On April 4 morning, news spread that four of the five men had been cleared but Behanan was likely to miss the bus. Congress leaders close to him got local leaders to sign a last-minute memorandum to the high command. When that did not draw a favourable response, Behanan announced that he was withdrawing his candidature. In Thrikkakara, Congress workers got around to welcome P.T. Thomas, former MP, who was tipped to be nominated. By evening, the candidates' list was out, and all those who were in heaved a sigh of relief.
But there was no one around to explain why Behanan, a first-time MLA who had done good work in his constituency and was expected to retain, lost it. Sudheeran's camp might consider it victory, but it left a bad taste in the mouth.
The only true winner in the week-long joust was Chandy, who emerged with his reputation, as the tallest UDF leader, intact. His staunch defence of his colleagues, and the indispensable tag, are likely to earn him more followers within his own group and his party. Behanan's loss will also be to his advantage, as it shifts the responsibility of the party's performance in the polls partly on to the high command's shoulders.
The drama highlighted the high command's incapability to assess the ground situation correctly and address issues in time. A case in point was a 'letter' T.N. Prathapan, MLA, purportedly wrote to Congress vice president Rahul Gandhi requesting that he be considered for the Kaipamangalam seat in Thrissur district. Prathapan had earlier written to Sudheeran that he would like to keep away from this election to give opportunity to younger leaders. Though Mukul Wasnik, Congress general secretary in charge of Kerala affairs, later denied the existence of such a letter, the damage had been done. Also, the party's screening committee had to meet at least thrice without achieving any result. The list could be finalised only after several interventions from the high command. “Much of the issues should have been sorted out in the party's state election committee,” said a Congress leader. “At the centre, normally only the merits of each candidate are argued and discussed. This time round, the demerits hogged the maximum space.”

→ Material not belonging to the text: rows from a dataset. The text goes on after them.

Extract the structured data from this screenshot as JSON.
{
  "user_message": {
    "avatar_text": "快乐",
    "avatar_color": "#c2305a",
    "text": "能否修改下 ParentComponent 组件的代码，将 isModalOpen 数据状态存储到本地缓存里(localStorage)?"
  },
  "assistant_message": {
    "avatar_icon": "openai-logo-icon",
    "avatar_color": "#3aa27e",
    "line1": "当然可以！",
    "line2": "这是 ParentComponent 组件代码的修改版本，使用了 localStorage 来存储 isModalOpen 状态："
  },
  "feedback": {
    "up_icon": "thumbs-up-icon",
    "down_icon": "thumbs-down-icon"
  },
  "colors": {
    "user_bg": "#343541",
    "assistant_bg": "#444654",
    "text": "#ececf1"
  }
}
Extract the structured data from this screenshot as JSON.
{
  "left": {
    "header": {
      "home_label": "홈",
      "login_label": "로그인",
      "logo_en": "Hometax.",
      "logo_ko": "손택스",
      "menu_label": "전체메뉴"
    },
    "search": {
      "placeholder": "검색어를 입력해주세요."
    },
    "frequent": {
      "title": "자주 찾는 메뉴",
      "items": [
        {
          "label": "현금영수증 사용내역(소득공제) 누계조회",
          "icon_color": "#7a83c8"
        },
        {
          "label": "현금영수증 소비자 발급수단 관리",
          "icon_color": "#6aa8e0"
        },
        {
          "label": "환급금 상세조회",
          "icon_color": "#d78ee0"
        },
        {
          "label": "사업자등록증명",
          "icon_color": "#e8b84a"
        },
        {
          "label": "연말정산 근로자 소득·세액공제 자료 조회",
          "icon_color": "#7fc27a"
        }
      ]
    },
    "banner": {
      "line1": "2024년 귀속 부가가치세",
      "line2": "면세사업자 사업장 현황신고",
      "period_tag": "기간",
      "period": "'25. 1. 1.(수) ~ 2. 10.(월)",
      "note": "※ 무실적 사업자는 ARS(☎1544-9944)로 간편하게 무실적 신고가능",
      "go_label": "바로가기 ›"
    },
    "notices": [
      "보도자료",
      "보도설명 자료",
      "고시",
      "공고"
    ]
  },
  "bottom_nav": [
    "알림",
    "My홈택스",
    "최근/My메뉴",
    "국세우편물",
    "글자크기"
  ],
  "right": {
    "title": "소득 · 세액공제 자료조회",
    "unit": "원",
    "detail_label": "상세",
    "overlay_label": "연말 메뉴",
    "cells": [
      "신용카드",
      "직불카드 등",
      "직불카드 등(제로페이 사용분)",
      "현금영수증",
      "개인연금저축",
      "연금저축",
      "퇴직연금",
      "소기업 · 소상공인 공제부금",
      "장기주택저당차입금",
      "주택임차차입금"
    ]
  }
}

As they say, all is well that ends well. On April 3, Chandy just about made it to his constituency. “I am happy that I could make my routine weekly visit to Puthupally,” he wrote in his Facebook page. The post was accompanied by pictures showing him amid people, where he looked most comfortable.